“Being nickel and dimed” is a century old idiom used to explain the annoying accumulation of tiny little fees over time that become big expenses that never go away. It’s also the basis for the war on junk fees that the White House and the CFPB are waging on merchants whose hidden fees can sometimes turn a $150 purchase into a $205 purchase with taxes, service charges and other “as-a-service” fees tacked on.
Behavioral economists and marketing scientists say that drip pricing — where the fees get added on at the end of the shopping journey — works because consumers (like the one in my hypothetical example) have spent a ton of time getting to checkout and don’t want to start all over. That’s why some merchants continue to do it. What those studies ignore is that many merchants choose not to do this because they know that may be the last shopping journey the consumer has with them.
My sense is that increasingly, consumers are getting tired of being “nickel and dimed.” Whether it is being charged for returns or paying a surcharge tacked on for special handling after the product and shipping services were already paid for, consumers are starting to push back against the “nickel and diming” they perceive now when engaging with businesses. For restaurants in particular, tipping now is regarded as an embedded cost of the restaurant experience — not a surcharge per se, but part of the expense of eating out. PYMNTS data show that nearly all consumers (97%) tip and generously when dining in a restaurant where they are served and a little more than half (53%) also tip at QSRs. Essentially adding another “tax” to the online ordering experience may be a breaking point for some
Before Toast went public and during the dark days of COVID, Toast slashed 50% of its workforce while investing in several initiatives intended to help restaurants weather the storm. Like other POS platforms, Toast leaned into the online ordering trend by helping restaurants compete with the aggregators, capture better economics and keep the customer relationship. The commission-free online ordering experience is promoted as a way for restaurants to grow their first-party online business.
Now it’s possible that Toast’s 99-cent decision could unravel all that goodwill — and potentially the viability of its entire platform.
The money is material — but that’s not why it could become a fatal flaw. When Toast went straight to the restaurant’s customer — the consumer — to charge a fee paid by the consumer to Toast, it violated the restaurant’s sacred trust. Restaurants might be left to wonder what’s next — and whether there are more things planned that might leapfrog the restaurant and go straight to the consumer. It’s platform economics 101 to never, ever do that.
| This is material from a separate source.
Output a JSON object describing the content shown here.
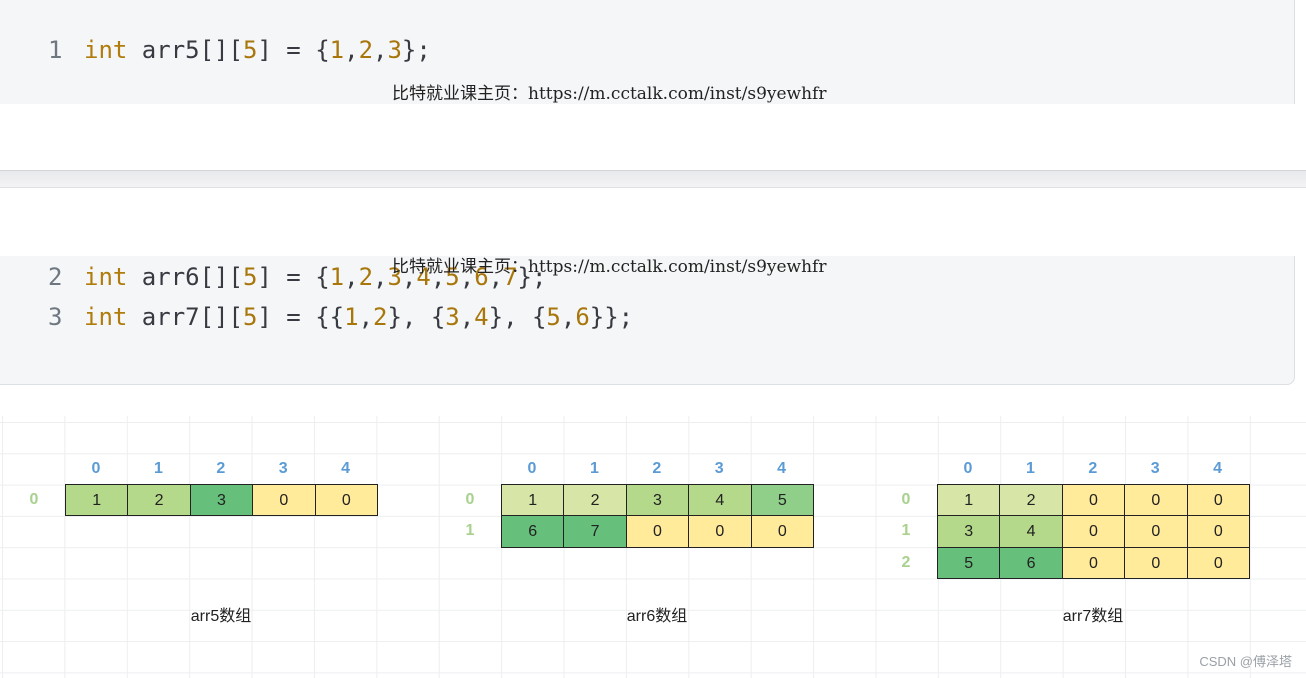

Even if Toast comes out this week and says, “No, never mind, we heard you and we messed up,” that doubt will likely remain. Whether that’s strong enough to drive Toast restaurants into the arms of the many competitors who are now very likely reaching out to them is a chapter yet to be written.
In the meantime, Toast might want to have a Plan B for how to pave its path to profitability.